Task prompt: Nothing should be left out: output all of the entries exactly.

Extracted data:
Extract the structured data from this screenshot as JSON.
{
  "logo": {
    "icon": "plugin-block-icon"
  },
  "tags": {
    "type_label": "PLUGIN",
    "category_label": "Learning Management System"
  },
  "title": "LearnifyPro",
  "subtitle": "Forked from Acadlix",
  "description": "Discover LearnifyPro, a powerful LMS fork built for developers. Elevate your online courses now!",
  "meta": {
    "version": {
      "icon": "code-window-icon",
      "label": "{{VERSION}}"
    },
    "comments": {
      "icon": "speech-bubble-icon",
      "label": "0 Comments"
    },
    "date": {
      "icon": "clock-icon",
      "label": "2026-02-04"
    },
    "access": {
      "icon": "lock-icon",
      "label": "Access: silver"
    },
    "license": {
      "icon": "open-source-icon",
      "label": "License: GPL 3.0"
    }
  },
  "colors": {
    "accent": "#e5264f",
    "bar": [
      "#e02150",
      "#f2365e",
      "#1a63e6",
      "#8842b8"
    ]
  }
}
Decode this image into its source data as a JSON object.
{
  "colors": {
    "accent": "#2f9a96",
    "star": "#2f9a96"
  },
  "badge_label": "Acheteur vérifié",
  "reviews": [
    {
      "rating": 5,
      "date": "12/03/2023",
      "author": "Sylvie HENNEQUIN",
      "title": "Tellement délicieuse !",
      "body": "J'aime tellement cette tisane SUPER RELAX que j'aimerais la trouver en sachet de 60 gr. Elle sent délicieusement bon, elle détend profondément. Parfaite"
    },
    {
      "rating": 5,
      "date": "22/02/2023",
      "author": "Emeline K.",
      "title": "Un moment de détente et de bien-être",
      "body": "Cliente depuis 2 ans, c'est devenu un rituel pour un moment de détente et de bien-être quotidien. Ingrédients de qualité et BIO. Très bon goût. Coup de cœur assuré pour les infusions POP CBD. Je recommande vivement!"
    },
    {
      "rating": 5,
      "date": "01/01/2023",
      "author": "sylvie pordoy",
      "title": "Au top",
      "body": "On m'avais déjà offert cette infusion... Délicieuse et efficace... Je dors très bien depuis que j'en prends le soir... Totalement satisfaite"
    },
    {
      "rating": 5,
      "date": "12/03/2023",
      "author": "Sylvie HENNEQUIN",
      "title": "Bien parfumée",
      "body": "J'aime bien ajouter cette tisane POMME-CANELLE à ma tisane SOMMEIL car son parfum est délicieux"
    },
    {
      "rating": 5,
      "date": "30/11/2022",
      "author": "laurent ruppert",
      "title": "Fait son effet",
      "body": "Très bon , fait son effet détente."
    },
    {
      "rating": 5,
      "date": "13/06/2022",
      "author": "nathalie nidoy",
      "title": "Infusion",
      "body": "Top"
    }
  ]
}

Task response:
Extract the structured data from this screenshot as JSON.
{
  "logo": {
    "icon": "plugin-block-icon"
  },
  "tags": {
    "type_label": "PLUGIN",
    "category_label": "Learning Management System"
  },
  "title": "LearnifyPro",
  "subtitle": "Forked from Acadlix",
  "description": "Discover LearnifyPro, a powerful LMS fork built for developers. Elevate your online courses now!",
  "meta": {
    "version": {
      "icon": "code-window-icon",
      "label": "{{VERSION}}"
    },
    "comments": {
      "icon": "speech-bubble-icon",
      "label": "0 Comments"
    },
    "date": {
      "icon": "clock-icon",
      "label": "2026-02-04"
    },
    "access": {
      "icon": "lock-icon",
      "label": "Access: silver"
    },
    "license": {
      "icon": "open-source-icon",
      "label": "License: GPL 3.0"
    }
  },
  "colors": {
    "accent": "#e5264f",
    "bar": [
      "#e02150",
      "#f2365e",
      "#1a63e6",
      "#8842b8"
    ]
  }
}
Decode this image into its source data as a JSON object.
{
  "colors": {
    "accent": "#2f9a96",
    "star": "#2f9a96"
  },
  "badge_label": "Acheteur vérifié",
  "reviews": [
    {
      "rating": 5,
      "date": "12/03/2023",
      "author": "Sylvie HENNEQUIN",
      "title": "Tellement délicieuse !",
      "body": "J'aime tellement cette tisane SUPER RELAX que j'aimerais la trouver en sachet de 60 gr. Elle sent délicieusement bon, elle détend profondément. Parfaite"
    },
    {
      "rating": 5,
      "date": "22/02/2023",
      "author": "Emeline K.",
      "title": "Un moment de détente et de bien-être",
      "body": "Cliente depuis 2 ans, c'est devenu un rituel pour un moment de détente et de bien-être quotidien. Ingrédients de qualité et BIO. Très bon goût. Coup de cœur assuré pour les infusions POP CBD. Je recommande vivement!"
    },
    {
      "rating": 5,
      "date": "01/01/2023",
      "author": "sylvie pordoy",
      "title": "Au top",
      "body": "On m'avais déjà offert cette infusion... Délicieuse et efficace... Je dors très bien depuis que j'en prends le soir... Totalement satisfaite"
    },
    {
      "rating": 5,
      "date": "12/03/2023",
      "author": "Sylvie HENNEQUIN",
      "title": "Bien parfumée",
      "body": "J'aime bien ajouter cette tisane POMME-CANELLE à ma tisane SOMMEIL car son parfum est délicieux"
    },
    {
      "rating": 5,
      "date": "30/11/2022",
      "author": "laurent ruppert",
      "title": "Fait son effet",
      "body": "Très bon , fait son effet détente."
    },
    {
      "rating": 5,
      "date": "13/06/2022",
      "author": "nathalie nidoy",
      "title": "Infusion",
      "body": "Top"
    }
  ]
}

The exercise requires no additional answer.